I’m pretty sure I never saw anything about “transition team privacy” before. Is it really a thing?
Joel Cohen and Dale Degenshein comment on the lack of expectation of privacy when using government email accounts for purely personal or what would normally be privileged communications. They write, in part:
Now, for sure, and once again, it doesn’t seem quite right that a special counsel or any prosecutor can basically “break in” to the private emails of persons who happen to be using a government (or corporate) account. A prosecutor cannot listen in on a private telephone conversation merely because the phone being used belongs to the government or a corporation that employs him. Why shouldn’t the same rule apply to emails? The answer to this quandary is simple, sort of, and many government employees do it this way, assuming national security is not an issue. When they communicate about something unrelated to work, they sign on, instead, to their personal Gmail or Yahoo account.

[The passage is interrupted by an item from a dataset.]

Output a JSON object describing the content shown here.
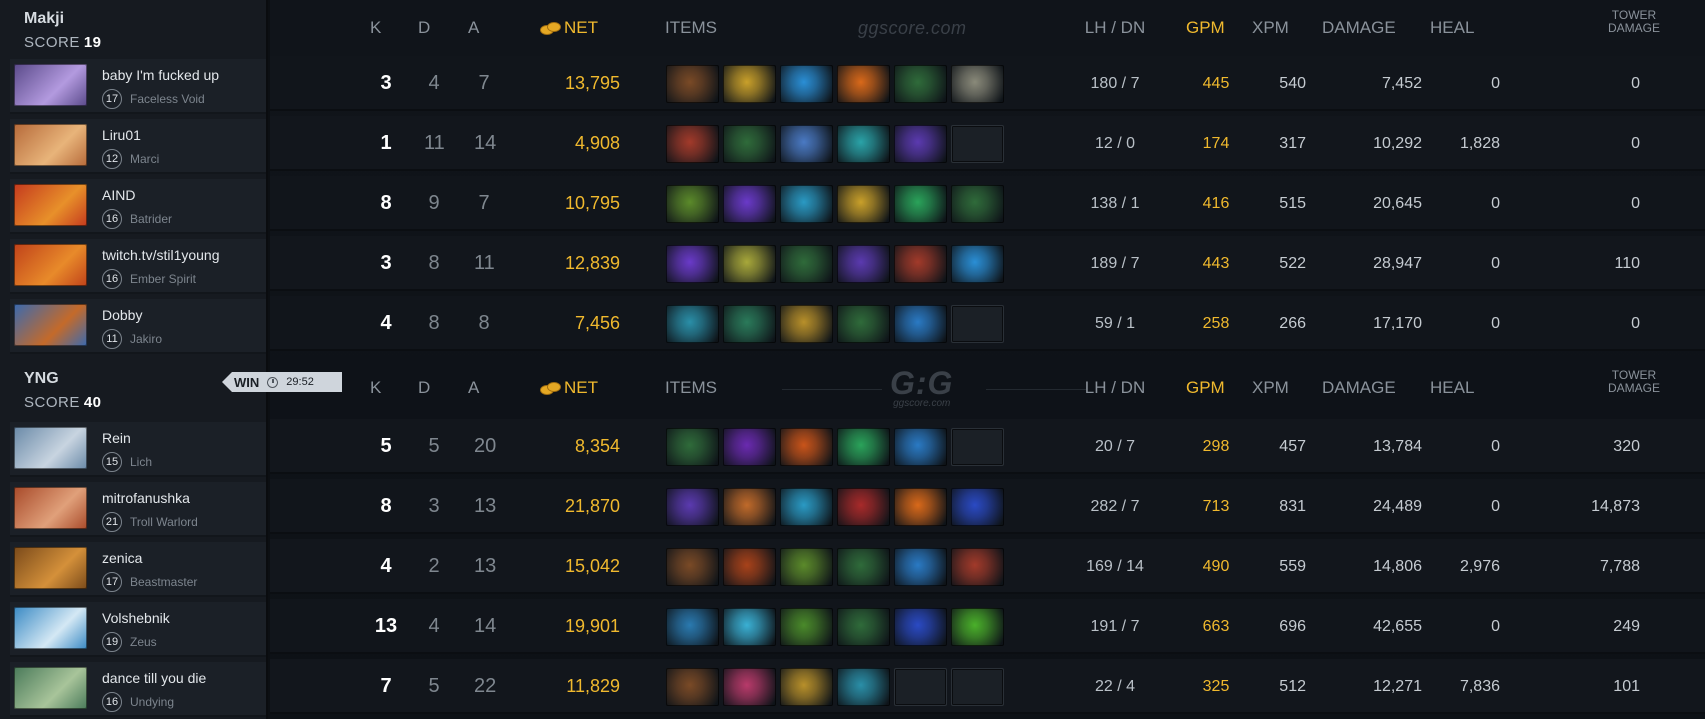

But since government and private employees spend enormous amounts of time in front of our work computers, or on our work phones, one may not always remember to switch to a personal account, or one may simply want the ease of using the email system which is always at their fingertips.
Read more on The Hill.